EXERCISE PROMPT:
Please count the lines in the data below that hold the word "icon", and give only the number.

DATA FOR ANALYSIS:
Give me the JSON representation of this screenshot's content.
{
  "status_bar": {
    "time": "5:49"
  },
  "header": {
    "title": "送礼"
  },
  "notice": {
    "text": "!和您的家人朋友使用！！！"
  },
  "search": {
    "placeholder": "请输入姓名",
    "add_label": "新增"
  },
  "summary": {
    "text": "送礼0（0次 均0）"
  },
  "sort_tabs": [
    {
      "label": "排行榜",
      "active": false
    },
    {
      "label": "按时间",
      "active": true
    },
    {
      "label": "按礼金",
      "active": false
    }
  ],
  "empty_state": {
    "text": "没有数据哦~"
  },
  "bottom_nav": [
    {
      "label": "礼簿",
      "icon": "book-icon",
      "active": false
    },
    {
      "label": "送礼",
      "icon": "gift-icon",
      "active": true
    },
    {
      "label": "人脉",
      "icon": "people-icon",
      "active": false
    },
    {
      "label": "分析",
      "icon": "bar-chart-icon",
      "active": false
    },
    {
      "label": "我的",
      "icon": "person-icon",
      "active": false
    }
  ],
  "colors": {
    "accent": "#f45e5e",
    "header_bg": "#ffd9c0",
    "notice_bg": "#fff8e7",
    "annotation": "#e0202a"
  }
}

SOLUTION FOR THIS TASK:
5